Add the following line to /etc/services:
stat 1024/tcp # check network stats
Add the following line to /etc/inetd.conf (this assumes you copied the
script to /sbin/):
stat stream tcp nowait root /usr/sbin/tcpd /sbin/stat.sh
That's all. Of course, this only works if you have inetd running...
I'm not aware of any security holes being opened by adding this to inetd (aside from running inetd at all). If you know of any problems this approach might cause, please let me know.
You should probably also take a look at /etc/hosts.allow and also your firewall-rules to make sure that connections from your client to that host are actually allowed.
EigerStein users: LrpStat will not work with the default hosts.allow file
on EigerStein. You'll have to change
#!/bin/sh -e trap "exit 1" 1 trap "exit 1" 2 sleepTime=1; if [ -n "$1" ] ; then sleepTime=$1 fi while [ 1 ] do cat /proc/net/dev echo "#" sleep $sleepTime doneThis version of the script accepts a parameter that specifies the time (in seconds) between measurements. The default is 1. If you want 5 seconds between measurements, you would specify
stat stream tcp nowait root /usr/sbin/tcpd /sbin/stat.sh 5in inetd.conf
Note: since there are no timestamps sent with the data (for the shell script, the C-program does send a timestamp), specifying the time is not very accurate, since this doesn't say when the java program actually receives the data (and for data without a timestamp, it uses the time since the last packet has arrived to build its own timestamp).
If you want to use this, you'll have to change the program-name specified in /etc/inetd.conf, since the instructions above assume you're using the script.
The makefile creates two versions (at least on my system, probably not on yours, unless you have SuSE Linux with the glibc 2.0 compatibility package installed). The first version, that is copied into glibc/ and is compiled with the standard cc and linked against whatever libraries you have on your system.
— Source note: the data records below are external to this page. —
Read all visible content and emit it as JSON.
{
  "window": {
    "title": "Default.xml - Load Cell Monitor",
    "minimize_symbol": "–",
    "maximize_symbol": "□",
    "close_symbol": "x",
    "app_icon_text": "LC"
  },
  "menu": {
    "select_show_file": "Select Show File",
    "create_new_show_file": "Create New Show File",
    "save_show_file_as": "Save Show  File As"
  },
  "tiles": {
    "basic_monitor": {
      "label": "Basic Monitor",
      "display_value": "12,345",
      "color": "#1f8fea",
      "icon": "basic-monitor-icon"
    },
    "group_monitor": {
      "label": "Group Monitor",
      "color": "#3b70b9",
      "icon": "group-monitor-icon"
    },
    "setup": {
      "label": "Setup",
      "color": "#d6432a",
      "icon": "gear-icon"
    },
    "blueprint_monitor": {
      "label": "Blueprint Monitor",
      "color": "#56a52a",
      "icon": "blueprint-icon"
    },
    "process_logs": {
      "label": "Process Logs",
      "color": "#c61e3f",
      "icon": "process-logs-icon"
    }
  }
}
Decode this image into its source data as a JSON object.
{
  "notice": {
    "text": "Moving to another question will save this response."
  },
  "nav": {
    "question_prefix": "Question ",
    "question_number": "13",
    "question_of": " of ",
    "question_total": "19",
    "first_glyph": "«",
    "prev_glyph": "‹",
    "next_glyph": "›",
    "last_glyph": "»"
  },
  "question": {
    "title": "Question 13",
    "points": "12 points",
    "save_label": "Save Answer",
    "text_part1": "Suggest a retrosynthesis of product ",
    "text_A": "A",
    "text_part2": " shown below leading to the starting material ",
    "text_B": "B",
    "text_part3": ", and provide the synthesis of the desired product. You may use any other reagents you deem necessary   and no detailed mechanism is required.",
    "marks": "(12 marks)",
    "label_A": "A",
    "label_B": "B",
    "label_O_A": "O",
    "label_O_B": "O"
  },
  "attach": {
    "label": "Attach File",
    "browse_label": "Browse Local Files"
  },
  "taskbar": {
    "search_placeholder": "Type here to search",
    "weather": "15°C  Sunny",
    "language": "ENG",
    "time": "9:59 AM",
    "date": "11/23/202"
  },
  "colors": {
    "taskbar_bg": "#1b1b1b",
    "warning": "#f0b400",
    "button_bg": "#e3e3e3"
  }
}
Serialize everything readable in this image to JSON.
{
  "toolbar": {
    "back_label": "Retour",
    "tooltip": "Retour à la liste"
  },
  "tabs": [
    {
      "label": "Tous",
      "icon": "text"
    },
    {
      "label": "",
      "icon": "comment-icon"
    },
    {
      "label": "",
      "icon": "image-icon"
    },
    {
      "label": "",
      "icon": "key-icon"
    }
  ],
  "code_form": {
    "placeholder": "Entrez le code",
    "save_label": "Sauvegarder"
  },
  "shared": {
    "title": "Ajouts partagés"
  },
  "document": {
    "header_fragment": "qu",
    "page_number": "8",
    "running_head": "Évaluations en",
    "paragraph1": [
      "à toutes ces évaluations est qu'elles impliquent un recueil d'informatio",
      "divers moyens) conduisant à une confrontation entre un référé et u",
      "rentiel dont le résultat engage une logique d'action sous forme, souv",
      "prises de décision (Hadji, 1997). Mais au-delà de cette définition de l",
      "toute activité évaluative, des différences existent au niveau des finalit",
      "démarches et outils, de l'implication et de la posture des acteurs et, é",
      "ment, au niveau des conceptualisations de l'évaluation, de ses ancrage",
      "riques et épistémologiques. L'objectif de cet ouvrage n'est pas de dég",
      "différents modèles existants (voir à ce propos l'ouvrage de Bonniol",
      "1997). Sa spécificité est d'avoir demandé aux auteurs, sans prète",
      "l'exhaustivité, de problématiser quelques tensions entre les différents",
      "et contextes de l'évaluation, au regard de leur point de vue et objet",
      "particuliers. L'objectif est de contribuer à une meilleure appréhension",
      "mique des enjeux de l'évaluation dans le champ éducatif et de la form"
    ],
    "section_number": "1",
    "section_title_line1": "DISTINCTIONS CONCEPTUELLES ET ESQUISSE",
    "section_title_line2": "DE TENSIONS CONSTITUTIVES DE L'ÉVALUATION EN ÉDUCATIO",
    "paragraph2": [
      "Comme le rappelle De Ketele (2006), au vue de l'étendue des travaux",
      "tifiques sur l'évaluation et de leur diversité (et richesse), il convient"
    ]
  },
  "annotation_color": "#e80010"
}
The second, which is put in glibc20/ uses the compiler from the glibc20 compatibility package and is linked against glibc2.0 (so it works on LRP/LEAF).
There are also isdn-versions, with special isdn-features enabled (check the makefile if you want to build those yourself).
Since version 0.11, the c-program also formats the cpu-usage as a "virtual" interface (name cpu0), which can be used to display cpu-usage in a graph. See also the DEVx_PERCENT parameter in the html-file.
If you have more than one cpu, the first two are displayed as device "cpu0" (the first cpu will be presented as "incoming traffic", the second as "outgoing traffic"). The next two as device "cpu1" and so on.